Triathlete Matt Trautman is a force to be reckoned with. It’ll take more than a spinal injury to keep him down.
Anyone who knows anything about the competitive world of triathlons knows Matt Trautman. He’s a heavyweight in his field, and when you first read of his impressive list of achievements, you can’t help but be a little star struck. This elite athlete boasts podium places right across the world – 2016, unlike for most of us, was not a bad year for Matt. He took 1st Overall at Ironman 70.3 South Africa, 70.3 Staffordshire and 70.3 Durban, 1st Overall at both Miway Midlands Ultras for the year and a phenomenal 4th Overall at Ironman African Champs.
And then he’s also just a genuinely nice guy. I’ve probably never met an athlete I admire more. Matt, despite collecting podium places like most people collect parking tickets, is humble and down to earth, and has the ability to make you feel instantly comfortable in his presence. He’s something like ‘the guy next door’, only much more buff and (sorry ladies!) … married. He and his beautiful wife Nicole tied the knot two years ago in Franschhoek before heading down to Ironman Brazil, and it’s evident they couldn’t be happier. They seem to beam when they look at each other, and I’m reminded of a quote I once read somewhere on a bumper sticker: Behind every great man is not a woman – she is beside him, she is with him, not behind him.
Then, earlier this year, the unthinkable happened. Matt was knocked down by a car while doing his early morning training ride just outside Franschhoek. The blow was devastating, and he had to be rushed to hospital. Now, following serious spinal injuries and an operation to stabilize him, he’s walking again. I chatted to this amazing athlete to find out what happens next.
Click here to see the discussion on Bike Hub.
Q: We were completely shocked to hear about your accident, everyone here is really holding thumbs for you and hoping for a speedy recovery Matt. I’m so sorry to hear about the accident. Can you tell us more about what happened?
A: On Saturday, the 21st of January, I was out on one of my last longer 4-hour solo training rides before Ironman 70.3 South Africa. I was headed for the Franschhoek pass to do some hill reps, a route and a session I have done numerous times before. A few kilometers before Franschhoek, and just over an hour into the ride at about 11am, I was down in the TT [time trial] position and far inside the yellow emergency lane. Without any warning, I was hit from behind and found myself flying through the air. It was only a few moments after I hit the ground that I realized what had happened.
The driver of the car was a 78-year-old lady driving a Hyundai Getz. In her statement she said she didn’t know what had happened. A witness of the accident suggested that she may have moved into the emergency lane to let another car pass. That section of road is flat and straight with clear visibility well ahead.

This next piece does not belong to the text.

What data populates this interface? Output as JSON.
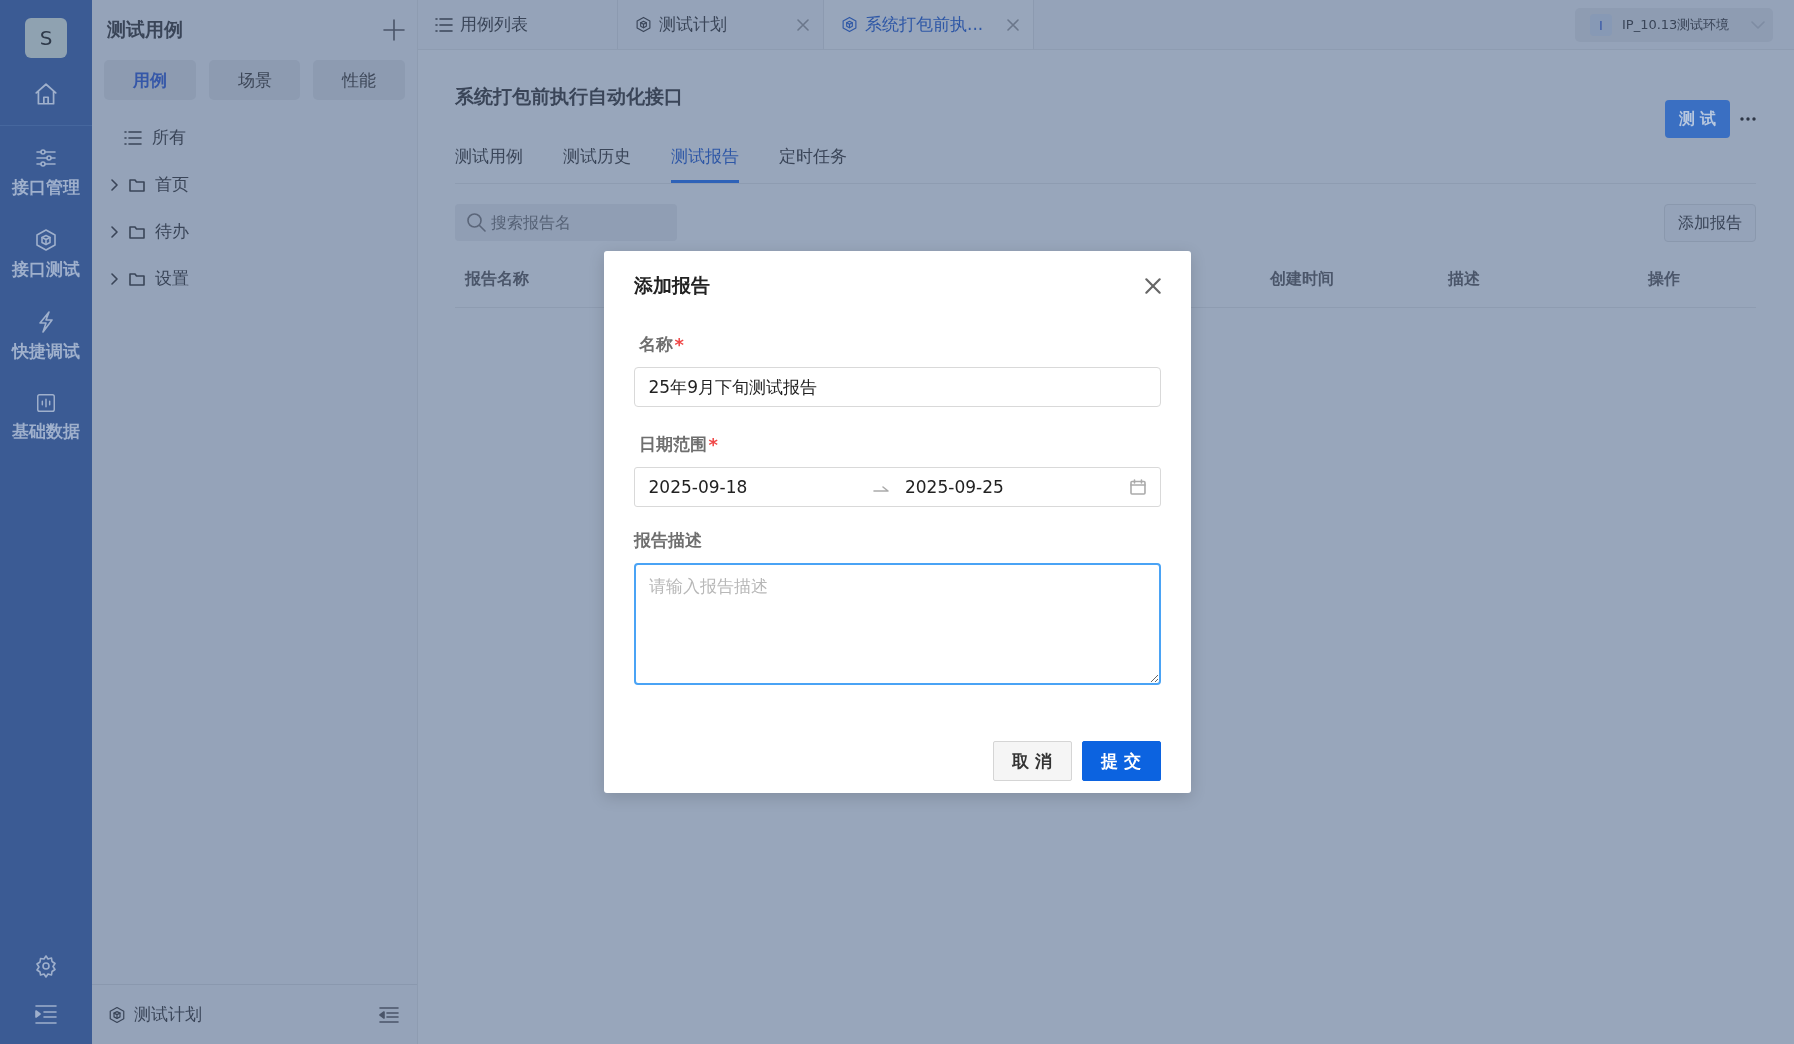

Q: A lot of cyclists and non-cyclists alike are angry about the incident, with many of them posting online about the poor state of affairs when it comes to public awareness regarding cycling safety. What are your views?
A: While my incident is probably not that common in terms of the type of driver involved, there is no doubt that the number of incidents between motor vehicles and cyclists in the country is completely out of control. Drunk driving, speeding and jumping red lights are dangers faced by all types of road users. On top of that, I feel that there is a general disregard toward cyclists on our roads in this country, and probably to human life in general.
Q: I understand you’re in quite a bit of pain. How are you coping, and what’s the next step?
A: Yeah. My injuries included a compression fracture of the L1 vertebra and completely severed ligaments in that area. To stabilize the spine they fused the L2-T12 vertebra with screws and rods, and added donor bone. To give the spine and ligaments the best chance of healing well, I’m limited in the amount of movement I can do for the first six weeks post-op. So at the moment, I am stuck with walking only. Once the bone has fused properly, I can start the rehab process and work on strengthening my lower back and glutes to support the fused spine above them.
Matt walks post spinal-op. View his Instagram vid here.
Q: We all know someone who’s taken a nasty spill off their bike and ended up hurt. Your situation is obviously far worse, but do you have any advice for people in a similar situation?
A: It may be a bit too early to be dishing out advice, but what I’m telling myself at the moment is to stay positive and be patient. Also, don’t eat solids too soon after a back op – you need to give your digestive system some time to come to terms with what’s happened. Haha.
Q: That’s good news, there are a lot of people waiting to cheer you on again! If it’s not too soon to ask… is your bike ok, or will you be looking at getting a new one?
A: The rear wheel took the brunt of the collision, but I will definitely be keeping this bike as a turbo only machine from now.
The HIGH5 South Africa and ASG team will be rooting for Matt and tracking his recovery. You can use Matt’s hashtag #roadtorecovery if you’d like to wish him well. Follow us on social media or subscribe to our weekly newsletter for more news about our athletes and their achievements.